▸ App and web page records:
::::

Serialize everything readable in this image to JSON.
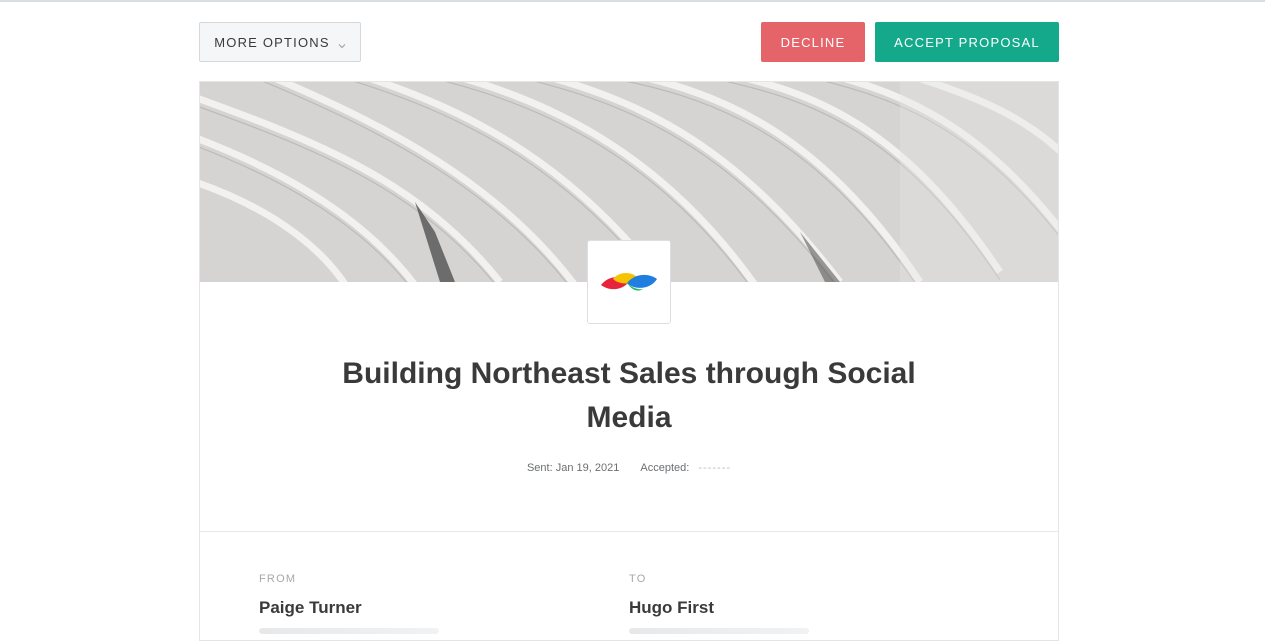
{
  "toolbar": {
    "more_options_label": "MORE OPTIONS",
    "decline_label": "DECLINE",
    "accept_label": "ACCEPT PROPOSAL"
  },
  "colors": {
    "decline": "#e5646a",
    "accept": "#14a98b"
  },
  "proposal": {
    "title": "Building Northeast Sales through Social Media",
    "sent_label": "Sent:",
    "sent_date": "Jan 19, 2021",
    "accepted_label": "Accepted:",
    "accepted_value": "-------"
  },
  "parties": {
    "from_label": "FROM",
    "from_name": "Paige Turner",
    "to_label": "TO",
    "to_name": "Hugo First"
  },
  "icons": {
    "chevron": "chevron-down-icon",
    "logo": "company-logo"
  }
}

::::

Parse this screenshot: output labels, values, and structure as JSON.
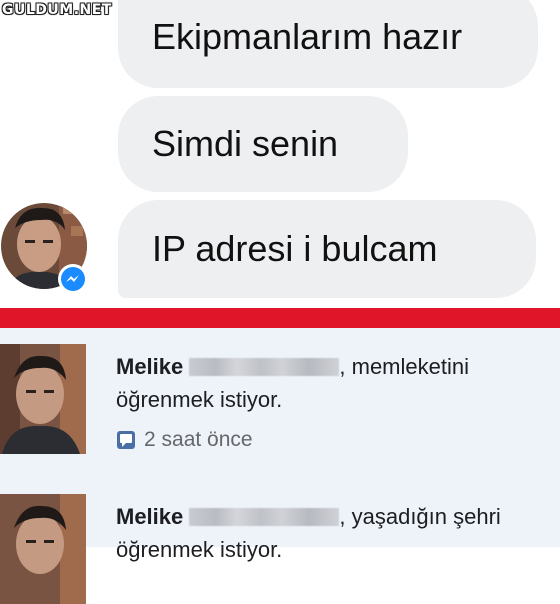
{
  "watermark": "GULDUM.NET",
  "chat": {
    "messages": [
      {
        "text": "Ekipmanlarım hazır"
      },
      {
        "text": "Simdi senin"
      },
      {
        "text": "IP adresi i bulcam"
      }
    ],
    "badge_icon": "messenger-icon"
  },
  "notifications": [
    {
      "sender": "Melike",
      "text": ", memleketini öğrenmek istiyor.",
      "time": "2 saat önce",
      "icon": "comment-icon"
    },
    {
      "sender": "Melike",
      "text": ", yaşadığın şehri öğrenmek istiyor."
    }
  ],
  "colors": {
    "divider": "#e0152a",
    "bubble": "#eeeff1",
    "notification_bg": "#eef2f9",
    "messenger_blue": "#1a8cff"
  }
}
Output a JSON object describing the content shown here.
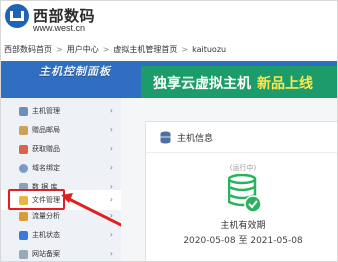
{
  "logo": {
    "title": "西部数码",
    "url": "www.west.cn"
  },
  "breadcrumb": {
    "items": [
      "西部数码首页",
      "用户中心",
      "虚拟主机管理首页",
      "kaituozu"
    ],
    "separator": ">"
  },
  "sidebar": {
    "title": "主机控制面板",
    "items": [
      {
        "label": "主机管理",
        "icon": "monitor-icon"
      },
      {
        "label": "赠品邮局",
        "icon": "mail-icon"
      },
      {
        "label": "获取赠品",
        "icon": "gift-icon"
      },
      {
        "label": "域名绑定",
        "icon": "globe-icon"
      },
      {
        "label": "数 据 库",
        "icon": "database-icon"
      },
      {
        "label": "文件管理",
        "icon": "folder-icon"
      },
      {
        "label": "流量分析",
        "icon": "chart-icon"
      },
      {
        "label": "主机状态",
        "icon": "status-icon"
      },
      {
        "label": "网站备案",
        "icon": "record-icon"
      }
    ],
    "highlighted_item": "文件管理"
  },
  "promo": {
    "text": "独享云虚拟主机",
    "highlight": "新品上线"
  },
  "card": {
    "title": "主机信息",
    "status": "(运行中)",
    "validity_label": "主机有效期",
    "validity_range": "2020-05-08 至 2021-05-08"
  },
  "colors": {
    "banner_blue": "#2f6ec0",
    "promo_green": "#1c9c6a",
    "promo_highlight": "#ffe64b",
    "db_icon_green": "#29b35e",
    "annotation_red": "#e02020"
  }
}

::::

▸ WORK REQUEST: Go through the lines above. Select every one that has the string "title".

▸ EXERCISE RESULT:
    "title": "Building Northeast Sales through Social Media",
    "title": "西部数码",
    "title": "主机控制面板",
    "title": "主机信息",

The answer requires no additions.